Common Plantain (Plantago Major Rosularis) – The flowers of Common Plantain are shaped like small green cabbage heads. Plants grow 12 inches tall when in full bloom and are easily grown from herb seeds. The foliage is low growing and green. The name ‘Rosularis’ means rose-like referring to the look of the flower heads which are shaped like double roses. Common Plantain will self-seed readily by dropping its seeds and forming new Plantain herbs the following spring. Other names for this herb are Greater Plantain and Rat Tail Plantain.
The young, tender leaves of the Common Plantain plant are edible, and can be used as a salad green of cooked and eaten like spinach. The taste is that of very bitter salad greens with a lingering aftertaste not unlike spinach. Plantain herb plants had historical medicinal use as a wound healer and snakebite remedy, and today the Plantain herbs have been found to have scientific merit.
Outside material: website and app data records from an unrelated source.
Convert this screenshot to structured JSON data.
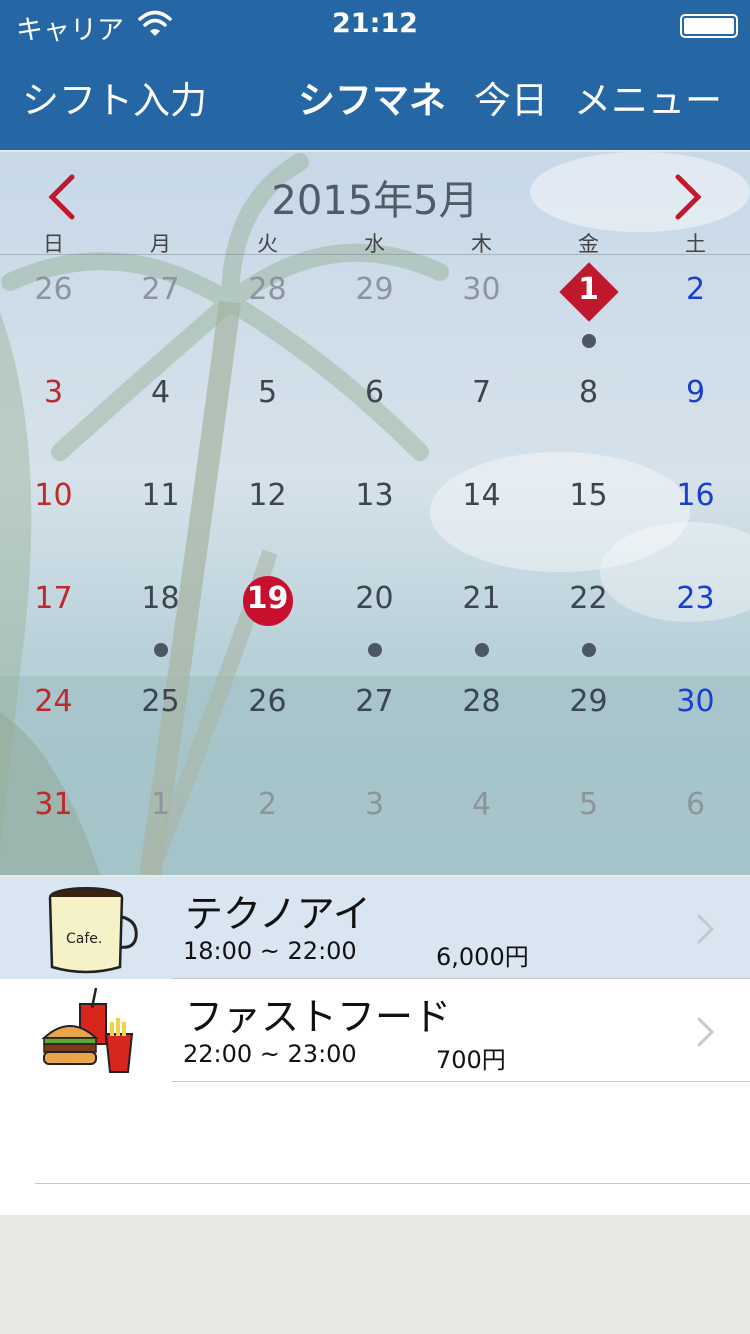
{
  "status_bar": {
    "carrier": "キャリア",
    "time": "21:12",
    "icons": [
      "wifi-icon",
      "battery-icon"
    ]
  },
  "navbar": {
    "shift_input": "シフト入力",
    "title": "シフマネ",
    "today": "今日",
    "menu": "メニュー"
  },
  "calendar": {
    "month_title": "2015年5月",
    "weekdays": [
      "日",
      "月",
      "火",
      "水",
      "木",
      "金",
      "土"
    ],
    "weeks": [
      [
        "26",
        "27",
        "28",
        "29",
        "30",
        "1",
        "2"
      ],
      [
        "3",
        "4",
        "5",
        "6",
        "7",
        "8",
        "9"
      ],
      [
        "10",
        "11",
        "12",
        "13",
        "14",
        "15",
        "16"
      ],
      [
        "17",
        "18",
        "19",
        "20",
        "21",
        "22",
        "23"
      ],
      [
        "24",
        "25",
        "26",
        "27",
        "28",
        "29",
        "30"
      ],
      [
        "31",
        "1",
        "2",
        "3",
        "4",
        "5",
        "6"
      ]
    ],
    "selected_day": "1",
    "today": "19",
    "days_with_shifts": [
      "1",
      "18",
      "20",
      "21",
      "22"
    ]
  },
  "shifts": [
    {
      "name": "テクノアイ",
      "hours": "18:00 ~  22:00",
      "pay": "6,000円",
      "icon": "coffee-cafe-icon",
      "icon_text": "Cafe."
    },
    {
      "name": "ファストフード",
      "hours": "22:00 ~  23:00",
      "pay": "700円",
      "icon": "fast-food-icon"
    }
  ],
  "colors": {
    "navbar": "#2566a4",
    "sunday": "#c0282d",
    "saturday": "#1a3fd0",
    "marker": "#c8102e",
    "selected_row": "#d9e6f1"
  }
}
The Common Plantain plant is also enjoyed by butterfly larvae and if allowed to seed, birds eat the dried seeds.
How To Grow Common Plantains: In a prepared seedbed, sow the Plantain seeds directly outside in the early spring. Lightly cover the herb seeds with soil and keep moist.
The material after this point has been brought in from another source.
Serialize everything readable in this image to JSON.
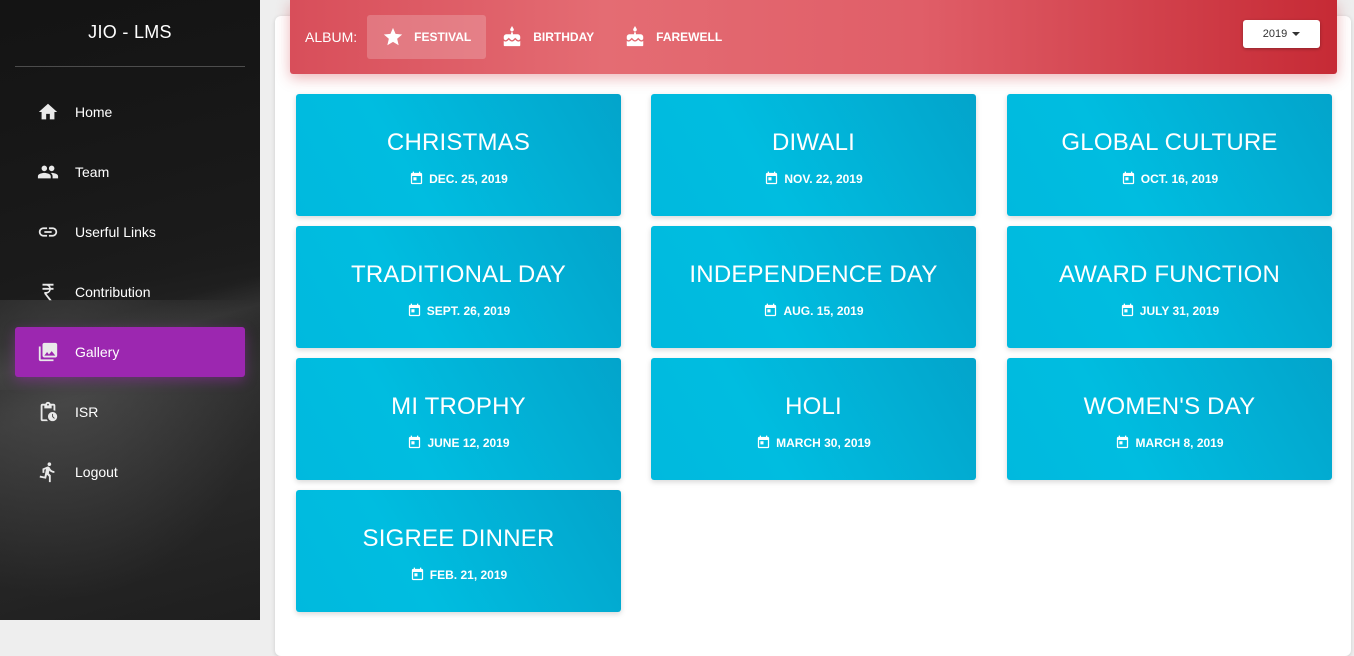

Plantain may be susceptible to powdery mildew. This fungus causes lesions to appear, which can eventually spread over entire stem and leaf surfaces.
Even Shakespeare mentioned it in several of his plays.
Leaves can be harvested at any time during the growing season – before, during, or after flowering.
Fresh or dried leaves can also be brewed as a tea. To make an infusion, add 1-2 teaspoons of the dried herb to a cup of water, or about double that quantity if the herb is used fresh.
Or, if you prefer the English variety, P. lanceolata seeds are available for purchase from Outsidepride via Amazon.
Around 327 BC, Alexander the Great was said to have noted the culinary and medicinal use of plantain while in India, and brought the plant back with him to Europe.
Root harvest is best done in the fall, when the plants’ energy is directed downward, away from the leaves. Just pull up a plant and gather the roots.